EGU23-1302, updated on 22 Feb 2023
EGU General Assembly 2023
© Author(s) 2023. This work is distributed under
the Creative Commons Attribution 4.0 License.

CO2 and CH4 soil exchanges in managed woody species of Sierra Nevada mountains (Spain) 

Daniel Agea Plaza1, Sergio Aranda-Barranco1,2, Enrique, P Sanchez-Cañete2,3, Ignacio García-Berro1, Angela L, Valverde-Amor3, Regino Zamora1,2, Domingo Alcaraz-Segura2,4, and Penelope Serrano-Ortiz1,2
Daniel Agea Plaza et al.
  • 1University of Granada, Departament of Ecology, Granada, Spain (
  • 2Instituto Interuniversitario de Investigación del Sistema Tierra en Andalucía, Centro Andaluz de Medio Ambiente (IISTA -CEAMA), 18006, Granada, Spain.
  • 3Department of Applied Physics, University of Granada, 18071, Granada, Spain.
  • 4Department of Botany, University of Granada, 18071, Granada, Spain.

To avoid tree mortality, biodiversity losses and maintain the ecosystem services under climate change context, the management of forests is essential. A common practice in Mediterranean mountains is clearing and thinning, leaving the main branches lopped off and the wood left in situ. These activities generate bare soil and vegetation pruning patches in the ecosystem creating different microhabitat conditions and, therefore, affecting carbon dioxide (CO2) and methane (CH4) soil exchanges. This study is focused on oak and holm oak groves and pine reforestation, dominant woody species in Sierra Nevada mountains (Spain) that have problems of adaptation to climate change fostered by a long history of human management. 

On this subject, we are monitoring both with biophysical field measurements and satellite products on the experimental managed forests. Concretely, we are measuring for one year CO2 and CH4 soil fluxes of the different patches. For this purpose, a portable gas analyzer system (Smart chamber + Li7810, Li-Cor) is used biweekly over 24 collars (2 treatments [vegetation pruning vs immediate bare soil] x 3 replicas x 4 collars [sub-replicas]) on each one of the 4 experimental forests (Quercus pyrenaica, Quercus ilex, Pinus halepensis and Pinus sylvestris). At the same time, soil water content, soil temperature and litter are measured in each campaign.  On the other hand, Landsat products (NDVI, LST and LSWI) were evaluated before and after the establishment of the treatments for temporal follow-up. Additionally, since January 2023 we are starting to characterize microclimatic conditions (velocity and direction wind, air temperature, soil water content and precipitation) and continuous CO2 concentration in soils (GMP252, Vaisala).

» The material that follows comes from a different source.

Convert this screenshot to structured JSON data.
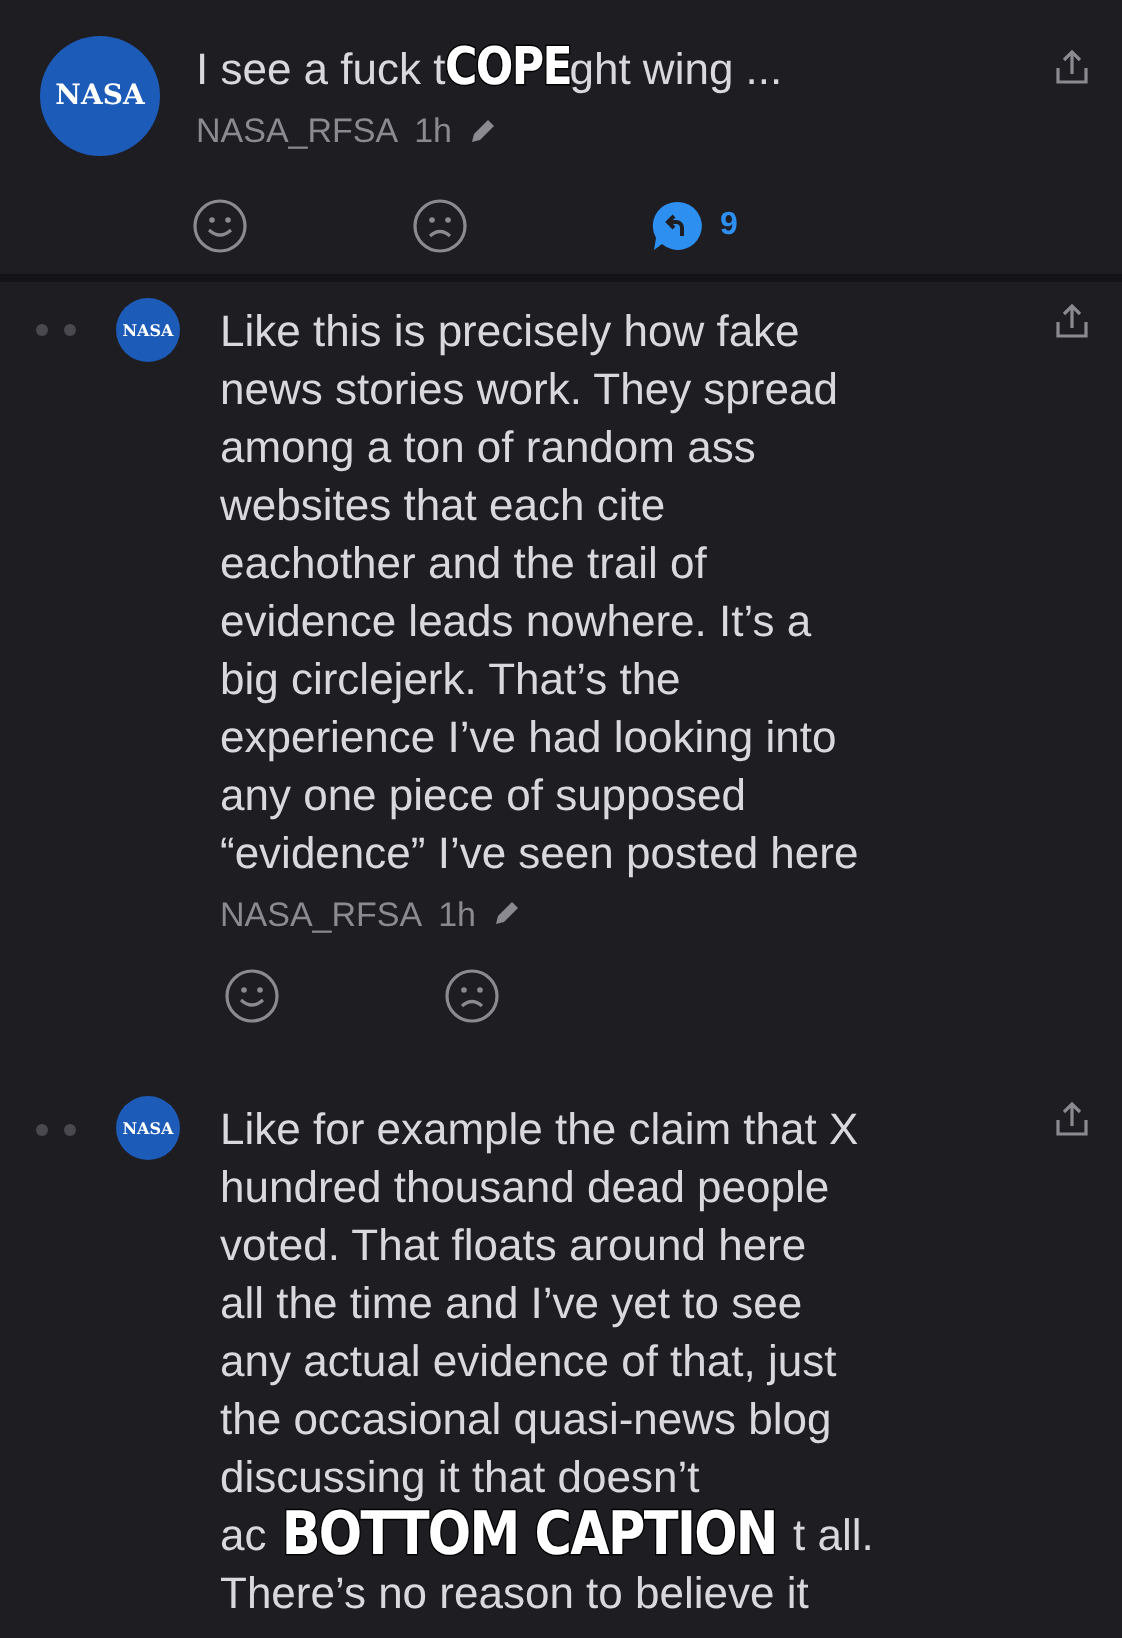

The preliminary results show that oaks with vegetation respires more (soil CO2 emissions) than oak grove bare soil. Although both patches are methane sinks, the CH4 flux is enhanced with vegetation presence. A relationship with soil temperature and moisture was found. We hypothesize that these variations could be due to autotrophic respiration, and more prolonged activity of microorganisms in the soil enhanced by litter input. Regards pines sites, no significant differences in fluxes of the different microclimate’s patches were found (no relationship with soil variables was detected) which seems to indicate that the management leaving vegetation pruning does not affect soil fluxes.

This work was supported by the projects B-RNM-60-UGR20 (OLEAGEIs) and LifeWatch-2019-10-UGR-01, co-funded by the MICINN through the FEDER funds.

How to cite: Agea Plaza, D., Aranda-Barranco, S., Sanchez-Cañete, E. P., García-Berro, I., Valverde-Amor, A. L., Zamora, R., Alcaraz-Segura, D., and Serrano-Ortiz, P.: CO2 and CH4 soil exchanges in managed woody species of Sierra Nevada mountains (Spain) , EGU General Assembly 2023, Vienna, Austria, 24–28 Apr 2023, EGU23-1302,, 2023.